Turn on the news on any given day - but especially during an election - and you're likely to see and hear confrontation between Democrats and Republicans. News stories about stark disagreements in Congress, negative campaign ads, statements by politicians that sharply criticize the other party, and commentary by political pundits all point in one direction: there is little hope that the Democrats and Republicans can ever agree on anything. Moreover, not only do partisans disagree, but they are also very angry - mostly at each other.
Some leading Democrats seem to have a love-hate relationship with the left. Sure, progressives seem to have more influence than ever this year, at least rhetorically. But it doesn't look like the friction will be going away any time soon. Clearly, the left matters. Why, then, is it so difficult for progressives to get a seat at the table?
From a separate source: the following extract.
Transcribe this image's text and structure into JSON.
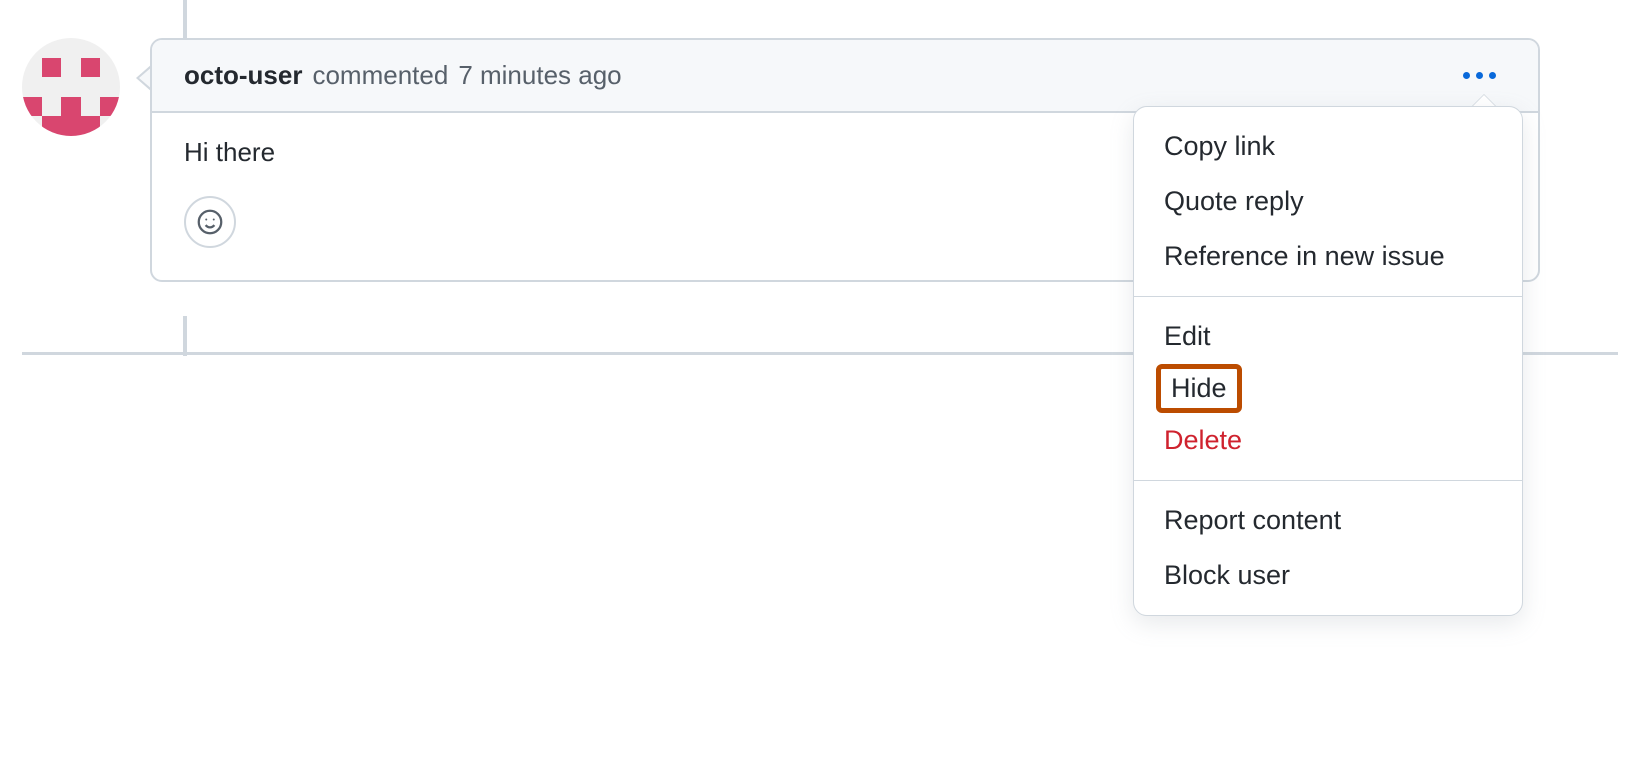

As the Senate wrestles with the Republicans' Keystone XL pipeline legislation, Rubio will be skipping town to bolster his presidential bid. This legislation has implications for fossil-fuel dependence and climate change. And one of its amendments may address offshore drilling in the senator's own state of Florida. But Rubio has a book to sell and a campaign to fund.
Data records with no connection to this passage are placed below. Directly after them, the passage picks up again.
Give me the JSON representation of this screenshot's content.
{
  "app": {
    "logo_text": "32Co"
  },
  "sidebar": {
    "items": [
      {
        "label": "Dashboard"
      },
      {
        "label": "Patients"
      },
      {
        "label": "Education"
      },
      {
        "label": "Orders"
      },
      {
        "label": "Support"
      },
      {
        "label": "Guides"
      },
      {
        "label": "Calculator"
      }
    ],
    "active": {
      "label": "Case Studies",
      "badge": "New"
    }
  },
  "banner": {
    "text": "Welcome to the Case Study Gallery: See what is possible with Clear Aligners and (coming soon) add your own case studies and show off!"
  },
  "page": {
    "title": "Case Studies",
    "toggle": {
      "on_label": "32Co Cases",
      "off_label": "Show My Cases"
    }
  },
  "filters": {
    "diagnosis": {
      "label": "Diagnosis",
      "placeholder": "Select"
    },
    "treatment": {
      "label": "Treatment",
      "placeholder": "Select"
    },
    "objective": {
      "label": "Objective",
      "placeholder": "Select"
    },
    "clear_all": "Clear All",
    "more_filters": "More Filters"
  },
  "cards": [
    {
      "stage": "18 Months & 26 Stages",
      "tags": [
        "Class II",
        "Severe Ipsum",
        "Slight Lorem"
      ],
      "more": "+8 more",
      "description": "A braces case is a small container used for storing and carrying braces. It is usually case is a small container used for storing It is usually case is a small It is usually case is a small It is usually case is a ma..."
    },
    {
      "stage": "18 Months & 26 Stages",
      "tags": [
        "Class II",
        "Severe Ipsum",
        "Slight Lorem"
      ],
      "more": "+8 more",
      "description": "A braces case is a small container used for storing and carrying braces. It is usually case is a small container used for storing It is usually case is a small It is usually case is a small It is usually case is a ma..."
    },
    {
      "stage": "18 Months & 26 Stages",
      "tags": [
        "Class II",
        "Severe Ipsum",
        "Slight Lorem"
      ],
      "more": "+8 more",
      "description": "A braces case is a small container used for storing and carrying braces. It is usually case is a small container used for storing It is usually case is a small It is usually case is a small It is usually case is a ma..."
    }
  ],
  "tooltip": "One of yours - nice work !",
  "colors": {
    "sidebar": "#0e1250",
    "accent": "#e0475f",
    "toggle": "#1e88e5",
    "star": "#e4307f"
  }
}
The danger in conceding that political gridlock is here to stay is that the concession is a form of acceptance, and we simply cannot accept inaction against a threat as serious and irreversible as global warming. Some contemporary issues may indeed defy bipartisan solutions, but evidence suggests that climate action and a clean energy revolution need not be among them.
If Republicans win control of the Senate, there will be the gridlock -- only much worse. It will be so bad that the American people will look back on this current Congress as "productive". Suppose, however, that independents actually control the balance of power. If they act together, they can break the gridlock.